Top of Input

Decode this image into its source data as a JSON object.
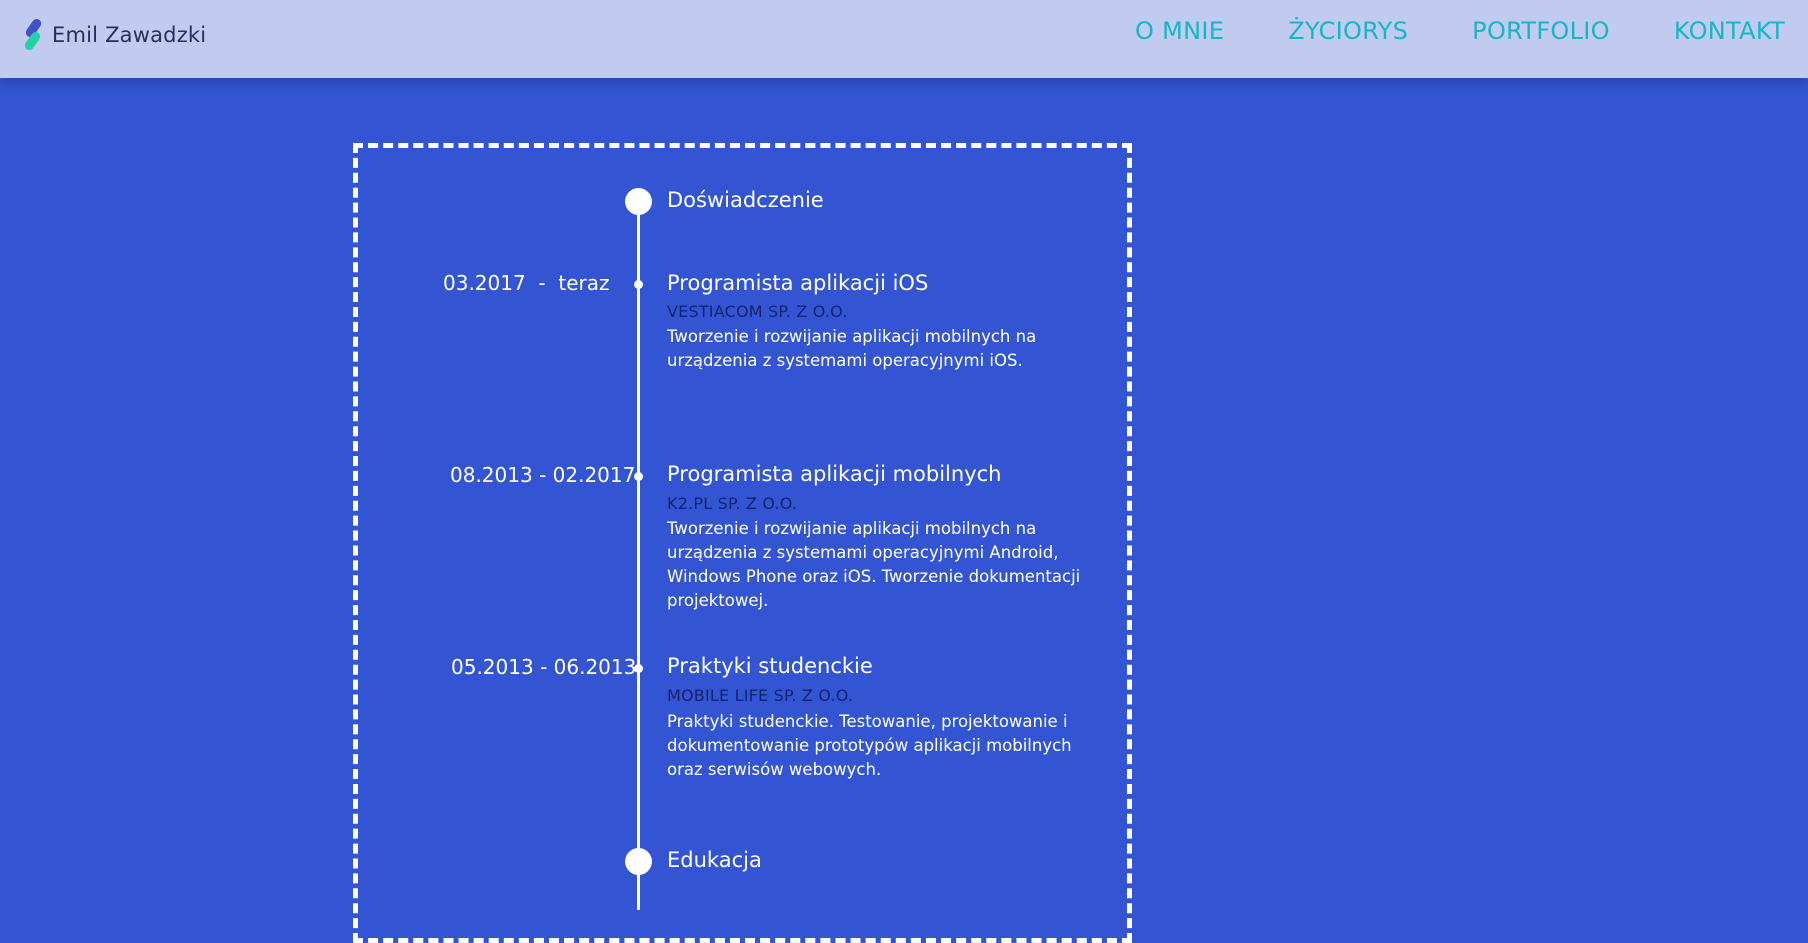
{
  "header": {
    "brand_name": "Emil Zawadzki",
    "nav": [
      "O MNIE",
      "ŻYCIORYS",
      "PORTFOLIO",
      "KONTAKT"
    ]
  },
  "timeline": {
    "sections": [
      "Doświadczenie",
      "Edukacja"
    ],
    "experience": [
      {
        "date": "03.2017  -  teraz",
        "title": "Programista aplikacji iOS",
        "company": "VESTIACOM SP. Z O.O.",
        "description": "Tworzenie i rozwijanie aplikacji mobilnych na urządzenia z systemami operacyjnymi iOS."
      },
      {
        "date": "08.2013 - 02.2017",
        "title": "Programista aplikacji mobilnych",
        "company": "K2.PL SP. Z O.O.",
        "description": "Tworzenie i rozwijanie aplikacji mobilnych na urządzenia z systemami operacyjnymi Android, Windows Phone oraz iOS. Tworzenie dokumentacji projektowej."
      },
      {
        "date": "05.2013 - 06.2013",
        "title": "Praktyki studenckie",
        "company": "MOBILE LIFE SP. Z O.O.",
        "description": "Praktyki studenckie. Testowanie, projektowanie i dokumentowanie prototypów aplikacji mobilnych oraz serwisów webowych."
      }
    ]
  },
  "colors": {
    "background": "#3355d3",
    "header_bg": "#c0cbef",
    "nav_text": "#14b7c7",
    "company_text": "#14246b",
    "logo_primary": "#3f52c9",
    "logo_accent": "#1fd3a3"
  },
  "icons": {
    "logo": "logo-icon"
  }
}
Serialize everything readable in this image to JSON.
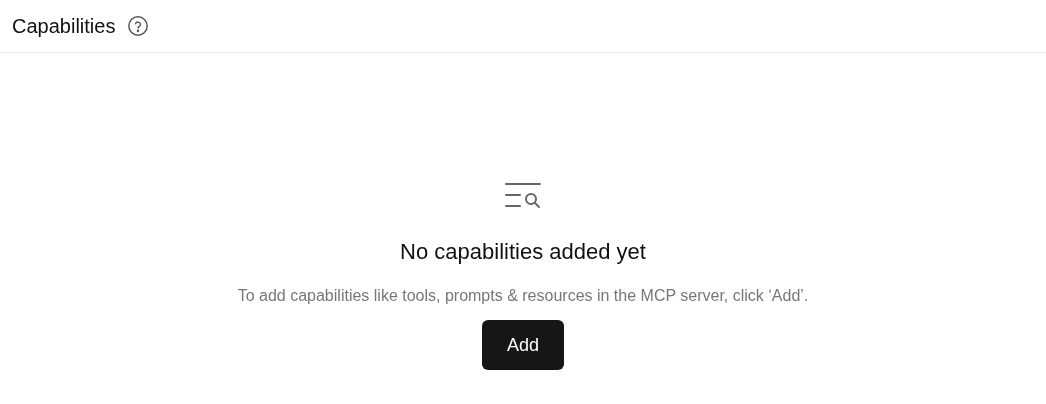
{
  "header": {
    "title": "Capabilities"
  },
  "empty_state": {
    "heading": "No capabilities added yet",
    "description": "To add capabilities like tools, prompts & resources in the MCP server, click ‘Add’.",
    "button": "Add"
  }
}
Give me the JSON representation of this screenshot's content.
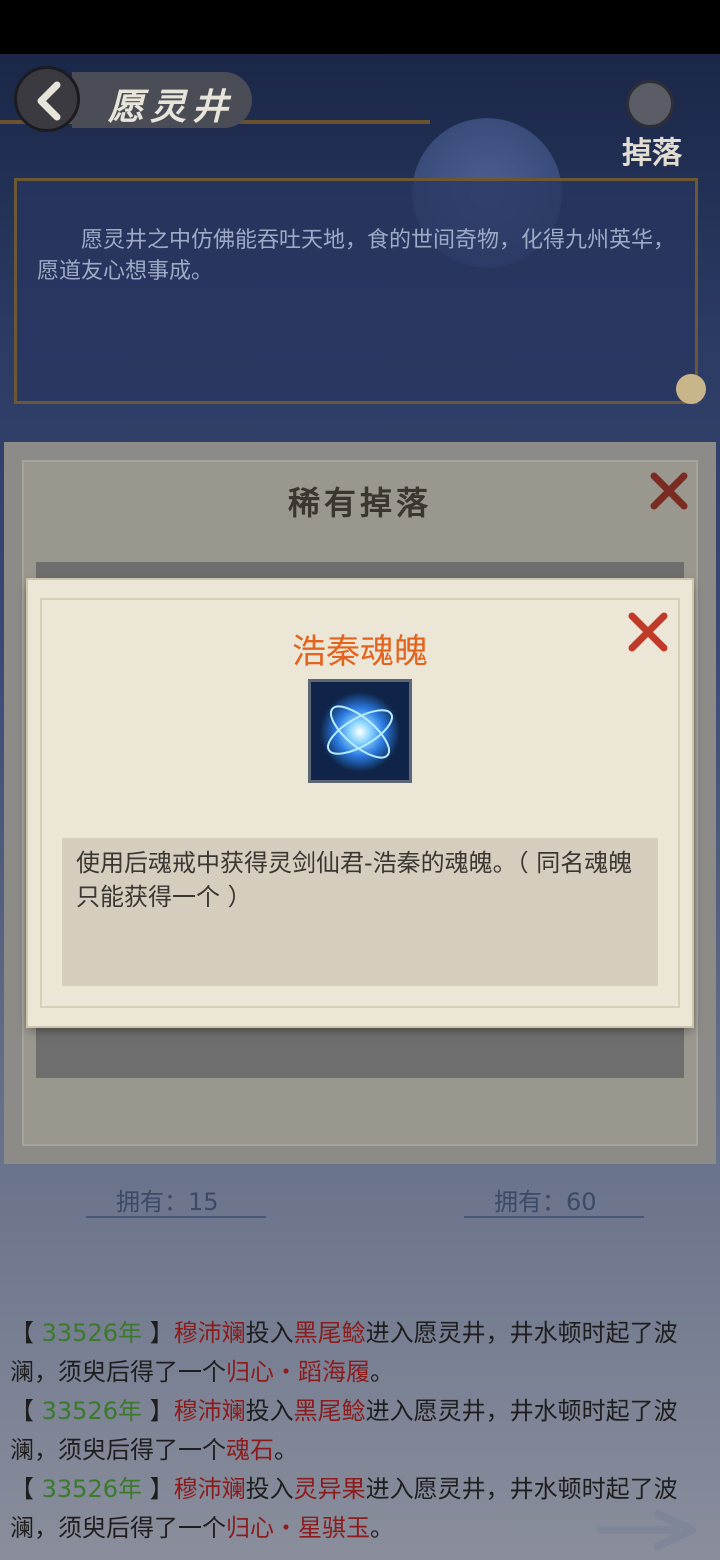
{
  "header": {
    "title": "愿灵井",
    "drops_label": "掉落"
  },
  "description": "愿灵井之中仿佛能吞吐天地，食的世间奇物，化得九州英华，愿道友心想事成。",
  "rare_panel": {
    "title": "稀有掉落",
    "owned": [
      "拥有：15",
      "拥有：60"
    ]
  },
  "item_popup": {
    "name": "浩秦魂魄",
    "icon": "blue-soul-orb",
    "description": "使用后魂戒中获得灵剑仙君-浩秦的魂魄。（ 同名魂魄只能获得一个 ）"
  },
  "log": [
    {
      "year": "33526年",
      "name": "穆沛斓",
      "verb": "投入",
      "offering": "黑尾鲶",
      "mid": "进入愿灵井，井水顿时起了波澜，须臾后得了一个",
      "result": "归心・蹈海履",
      "end": "。"
    },
    {
      "year": "33526年",
      "name": "穆沛斓",
      "verb": "投入",
      "offering": "黑尾鲶",
      "mid": "进入愿灵井，井水顿时起了波澜，须臾后得了一个",
      "result": "魂石",
      "end": "。"
    },
    {
      "year": "33526年",
      "name": "穆沛斓",
      "verb": "投入",
      "offering": "灵异果",
      "mid": "进入愿灵井，井水顿时起了波澜，须臾后得了一个",
      "result": "归心・星骐玉",
      "end": "。"
    }
  ],
  "colors": {
    "popup_title": "#e2641e",
    "log_year": "#3a7a2a",
    "log_highlight": "#8c1c1c"
  }
}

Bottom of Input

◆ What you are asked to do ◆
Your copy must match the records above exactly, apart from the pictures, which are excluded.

◆ Task output ◆
Decode this image into its source data as a JSON object.
{
  "header": {
    "brand_name": "Emil Zawadzki",
    "nav": [
      "O MNIE",
      "ŻYCIORYS",
      "PORTFOLIO",
      "KONTAKT"
    ]
  },
  "timeline": {
    "sections": [
      "Doświadczenie",
      "Edukacja"
    ],
    "experience": [
      {
        "date": "03.2017  -  teraz",
        "title": "Programista aplikacji iOS",
        "company": "VESTIACOM SP. Z O.O.",
        "description": "Tworzenie i rozwijanie aplikacji mobilnych na urządzenia z systemami operacyjnymi iOS."
      },
      {
        "date": "08.2013 - 02.2017",
        "title": "Programista aplikacji mobilnych",
        "company": "K2.PL SP. Z O.O.",
        "description": "Tworzenie i rozwijanie aplikacji mobilnych na urządzenia z systemami operacyjnymi Android, Windows Phone oraz iOS. Tworzenie dokumentacji projektowej."
      },
      {
        "date": "05.2013 - 06.2013",
        "title": "Praktyki studenckie",
        "company": "MOBILE LIFE SP. Z O.O.",
        "description": "Praktyki studenckie. Testowanie, projektowanie i dokumentowanie prototypów aplikacji mobilnych oraz serwisów webowych."
      }
    ]
  },
  "colors": {
    "background": "#3355d3",
    "header_bg": "#c0cbef",
    "nav_text": "#14b7c7",
    "company_text": "#14246b",
    "logo_primary": "#3f52c9",
    "logo_accent": "#1fd3a3"
  },
  "icons": {
    "logo": "logo-icon"
  }
}
Serialize everything readable in this image to JSON.
{
  "header": {
    "title": "Capabilities"
  },
  "empty_state": {
    "heading": "No capabilities added yet",
    "description": "To add capabilities like tools, prompts & resources in the MCP server, click ‘Add’.",
    "button": "Add"
  }
}
Give me the JSON representation of this screenshot's content.
{
  "header": {
    "title": "愿灵井",
    "drops_label": "掉落"
  },
  "description": "愿灵井之中仿佛能吞吐天地，食的世间奇物，化得九州英华，愿道友心想事成。",
  "rare_panel": {
    "title": "稀有掉落",
    "owned": [
      "拥有：15",
      "拥有：60"
    ]
  },
  "item_popup": {
    "name": "浩秦魂魄",
    "icon": "blue-soul-orb",
    "description": "使用后魂戒中获得灵剑仙君-浩秦的魂魄。（ 同名魂魄只能获得一个 ）"
  },
  "log": [
    {
      "year": "33526年",
      "name": "穆沛斓",
      "verb": "投入",
      "offering": "黑尾鲶",
      "mid": "进入愿灵井，井水顿时起了波澜，须臾后得了一个",
      "result": "归心・蹈海履",
      "end": "。"
    },
    {
      "year": "33526年",
      "name": "穆沛斓",
      "verb": "投入",
      "offering": "黑尾鲶",
      "mid": "进入愿灵井，井水顿时起了波澜，须臾后得了一个",
      "result": "魂石",
      "end": "。"
    },
    {
      "year": "33526年",
      "name": "穆沛斓",
      "verb": "投入",
      "offering": "灵异果",
      "mid": "进入愿灵井，井水顿时起了波澜，须臾后得了一个",
      "result": "归心・星骐玉",
      "end": "。"
    }
  ],
  "colors": {
    "popup_title": "#e2641e",
    "log_year": "#3a7a2a",
    "log_highlight": "#8c1c1c"
  }
}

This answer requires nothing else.